**WORK TO COMPLETE**
If a line in the data has the string "question", please show it.

[Interface dataset entries]
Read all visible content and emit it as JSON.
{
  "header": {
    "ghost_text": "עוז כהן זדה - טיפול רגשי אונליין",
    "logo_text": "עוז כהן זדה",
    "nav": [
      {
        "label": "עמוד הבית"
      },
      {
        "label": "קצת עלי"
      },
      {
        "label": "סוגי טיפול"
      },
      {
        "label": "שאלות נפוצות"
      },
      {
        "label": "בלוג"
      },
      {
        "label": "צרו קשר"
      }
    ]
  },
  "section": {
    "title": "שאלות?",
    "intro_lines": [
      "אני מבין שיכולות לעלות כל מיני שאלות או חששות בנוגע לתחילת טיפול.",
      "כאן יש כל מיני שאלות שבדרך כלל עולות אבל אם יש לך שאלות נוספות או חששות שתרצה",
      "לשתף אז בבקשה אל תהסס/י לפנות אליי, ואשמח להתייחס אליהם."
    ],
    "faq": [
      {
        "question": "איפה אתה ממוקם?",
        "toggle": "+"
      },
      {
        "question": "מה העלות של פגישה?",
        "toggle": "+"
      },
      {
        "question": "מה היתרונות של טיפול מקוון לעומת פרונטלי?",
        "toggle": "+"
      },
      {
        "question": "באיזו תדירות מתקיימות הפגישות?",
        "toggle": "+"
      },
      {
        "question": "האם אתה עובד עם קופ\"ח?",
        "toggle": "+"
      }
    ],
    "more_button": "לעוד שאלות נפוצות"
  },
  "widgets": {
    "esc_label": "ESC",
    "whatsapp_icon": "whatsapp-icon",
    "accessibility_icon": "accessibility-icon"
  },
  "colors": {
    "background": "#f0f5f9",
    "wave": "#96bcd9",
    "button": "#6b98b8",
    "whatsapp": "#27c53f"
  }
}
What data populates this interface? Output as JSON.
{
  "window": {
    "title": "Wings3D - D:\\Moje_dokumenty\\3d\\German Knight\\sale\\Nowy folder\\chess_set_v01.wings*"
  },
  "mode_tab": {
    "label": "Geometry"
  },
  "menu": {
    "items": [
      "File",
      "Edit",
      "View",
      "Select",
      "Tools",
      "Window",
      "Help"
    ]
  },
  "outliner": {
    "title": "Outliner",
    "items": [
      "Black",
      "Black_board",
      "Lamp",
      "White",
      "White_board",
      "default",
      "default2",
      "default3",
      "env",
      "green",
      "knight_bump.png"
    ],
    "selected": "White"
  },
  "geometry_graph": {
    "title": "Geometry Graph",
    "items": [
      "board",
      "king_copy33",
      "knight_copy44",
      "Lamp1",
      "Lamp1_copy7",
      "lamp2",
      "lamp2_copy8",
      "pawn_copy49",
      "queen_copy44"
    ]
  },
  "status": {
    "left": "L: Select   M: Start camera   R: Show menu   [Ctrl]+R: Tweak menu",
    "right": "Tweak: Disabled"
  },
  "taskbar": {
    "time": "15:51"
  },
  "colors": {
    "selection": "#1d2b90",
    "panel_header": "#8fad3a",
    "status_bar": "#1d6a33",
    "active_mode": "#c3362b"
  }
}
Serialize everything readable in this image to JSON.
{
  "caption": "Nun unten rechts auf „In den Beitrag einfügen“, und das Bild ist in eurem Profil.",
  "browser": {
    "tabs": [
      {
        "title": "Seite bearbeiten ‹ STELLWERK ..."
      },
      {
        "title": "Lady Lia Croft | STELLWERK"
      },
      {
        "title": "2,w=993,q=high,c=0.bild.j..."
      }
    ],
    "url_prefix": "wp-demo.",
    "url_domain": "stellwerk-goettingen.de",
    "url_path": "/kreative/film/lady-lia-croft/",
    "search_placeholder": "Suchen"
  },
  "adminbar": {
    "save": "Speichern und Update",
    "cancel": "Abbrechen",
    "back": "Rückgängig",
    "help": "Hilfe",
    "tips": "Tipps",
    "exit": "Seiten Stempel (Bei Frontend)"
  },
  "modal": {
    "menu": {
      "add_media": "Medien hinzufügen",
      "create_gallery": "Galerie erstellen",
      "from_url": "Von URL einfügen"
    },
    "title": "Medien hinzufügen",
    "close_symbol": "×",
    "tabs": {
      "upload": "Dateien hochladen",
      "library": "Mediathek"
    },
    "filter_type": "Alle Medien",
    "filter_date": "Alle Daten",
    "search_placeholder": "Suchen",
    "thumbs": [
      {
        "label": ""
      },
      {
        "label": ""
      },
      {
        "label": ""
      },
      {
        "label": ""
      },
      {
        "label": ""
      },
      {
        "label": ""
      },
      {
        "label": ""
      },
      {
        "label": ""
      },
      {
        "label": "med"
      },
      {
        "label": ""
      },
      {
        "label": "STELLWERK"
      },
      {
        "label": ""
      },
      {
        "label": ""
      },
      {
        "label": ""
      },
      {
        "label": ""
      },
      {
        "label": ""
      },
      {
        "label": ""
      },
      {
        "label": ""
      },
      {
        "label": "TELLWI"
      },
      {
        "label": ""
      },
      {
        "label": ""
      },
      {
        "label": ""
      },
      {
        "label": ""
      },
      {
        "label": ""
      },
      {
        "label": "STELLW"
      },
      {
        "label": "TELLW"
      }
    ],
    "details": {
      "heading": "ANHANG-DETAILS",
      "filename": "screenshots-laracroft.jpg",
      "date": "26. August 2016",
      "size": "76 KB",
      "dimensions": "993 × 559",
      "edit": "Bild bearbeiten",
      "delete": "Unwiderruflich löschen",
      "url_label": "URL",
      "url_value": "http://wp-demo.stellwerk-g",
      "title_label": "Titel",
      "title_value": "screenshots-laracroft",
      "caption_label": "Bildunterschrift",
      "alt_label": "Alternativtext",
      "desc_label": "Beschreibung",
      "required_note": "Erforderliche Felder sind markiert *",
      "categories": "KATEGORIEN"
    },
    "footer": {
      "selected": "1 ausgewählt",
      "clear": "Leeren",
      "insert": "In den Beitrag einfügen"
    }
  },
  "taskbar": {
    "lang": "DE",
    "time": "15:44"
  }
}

**EXERCISE SOLUTION**
        "question": "איפה אתה ממוקם?",
        "question": "מה העלות של פגישה?",
        "question": "מה היתרונות של טיפול מקוון לעומת פרונטלי?",
        "question": "באיזו תדירות מתקיימות הפגישות?",
        "question": "האם אתה עובד עם קופ\"ח?",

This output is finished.